I'm intrigued about the link between the low-carb diet theory and acne. I've pretty much given up eaten sugar altogether - no fizzy drinks, chocolate, sweets, etc., also.

What would class as 'high carb' food? I've always been a sucker for eating tonnes of bread (though I switched from white to wholemeal after reading about how white bread can trigger acne). Would I include pasta, rice, potatoes etc as 'high carb', and is this an aspect of it you follow/followed yourself?

And if so, what the hell is there left to eat?  confused.gif

Thanks for the first post you wrote by the way, very informative.

The fact of the matter is, we can't live without carbohydrates. Our muscles can burn fats, but the only fuel the brain and nervous system can use is glucose, a simple sugar, conveyed by the bloodstream. To control your insulin response, it is necessary to eat a balanced diet that includes adequate portions of protein, fat, and carbohydrates. The carbohydrates should be whole-grain and natural foods, such as brown rice, whole-grain pasta and bread, oatmeal, vegetables and fruit. Refined sugar, white bread, and white rice should be excluded from the diet, because those carbohydrates have a high glycemic index, a measure of how rapidly they are digested and absorbed into the bloodstream. Too rapid absorption causes a spike in insulin production, which leads to a hormonal shift that increases the activity of the sebaceous glands, which causes acne.

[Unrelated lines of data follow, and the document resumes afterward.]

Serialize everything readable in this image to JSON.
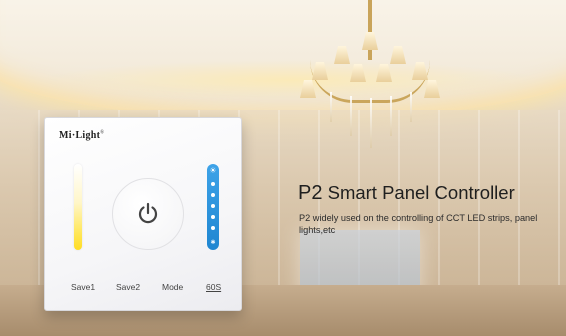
{
  "panel": {
    "brand": "Mi·Light",
    "brand_mark": "®",
    "buttons": {
      "save1": "Save1",
      "save2": "Save2",
      "mode": "Mode",
      "timer": "60S"
    },
    "icons": {
      "power": "power-icon",
      "brightness": "sun-icon",
      "dim": "star-icon"
    }
  },
  "headline": {
    "product": "P2",
    "title": " Smart Panel Controller",
    "description": "P2 widely used on the controlling of CCT LED strips, panel lights,etc"
  },
  "colors": {
    "slider_warm": "#ffdd23",
    "slider_blue": "#2b95dd"
  }
}
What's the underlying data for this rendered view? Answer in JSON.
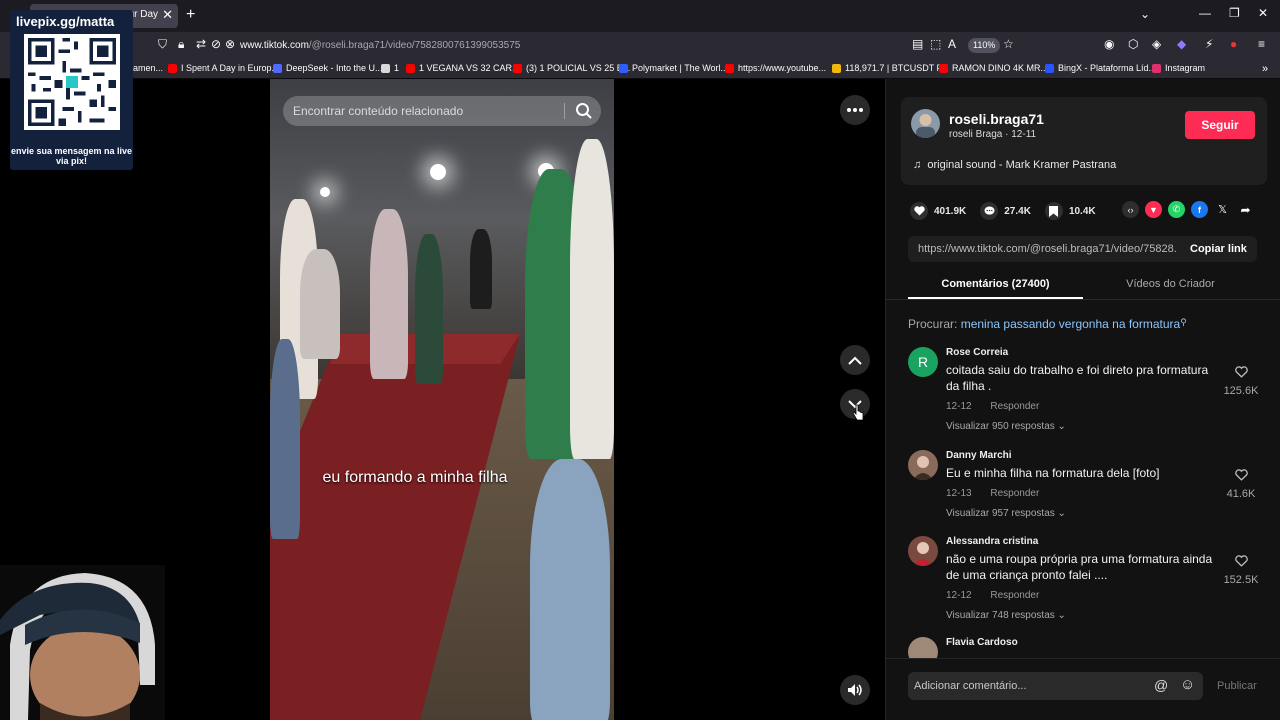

It would be a good idea for anyone afflicted by acne to Google "glycemic index" and do some research. One important thing to know is that eating fruit is better than drinking fruit juice, which is a concentrated source of fruit sugar. Experience has taught me that while fruits are good, they should be eaten in moderation. I lean toward whole grains, broccoli, corn, brown rice, potatoes, and tomatoes as my source of carbohydrates.

A balanced diet means that the carbohydrates should be eaten with adequate protein and fats. When I was a teenager, the literature on acne recommended reducing or eliminating fats from the diet. Some of it still does. That was a misconception, based on the simplistic idea that since acne is caused by overproduction of sebum (oil) in the pores of the skin, that fats in the diet are the cause of the problem. It is now known that both protein and fats in the diet are essential for proper nutrition, and that they help to regulate the insulin response, by slowing the digestion of starches into sugar.

While I have found the topical application of hydrogen peroxide, 3% solution, effective at reducing the population of p. acnes bacteria on the skin, it is a bit strong for frequent use. A solution that works almost as well, but is less harsh, is a solution of sodium hypochlorite, which I make by mixing 1 teaspoon of chlorine bleach into 1 quart of water, with a few drops of mild detergent added to improve wetting of the skin. As with hydrogen peroxide, contact with the eyes must be avoided. Unlike hydrogen peroxide, which evaporates completely, sodium hypochlorite solution leaves a residue after the water evaporates, which is not visible but has a faint chlorine odor. For that reason, I usually use the sodium hypochlorite solution before going to bed, and I use the hydrogen peroxide during the day.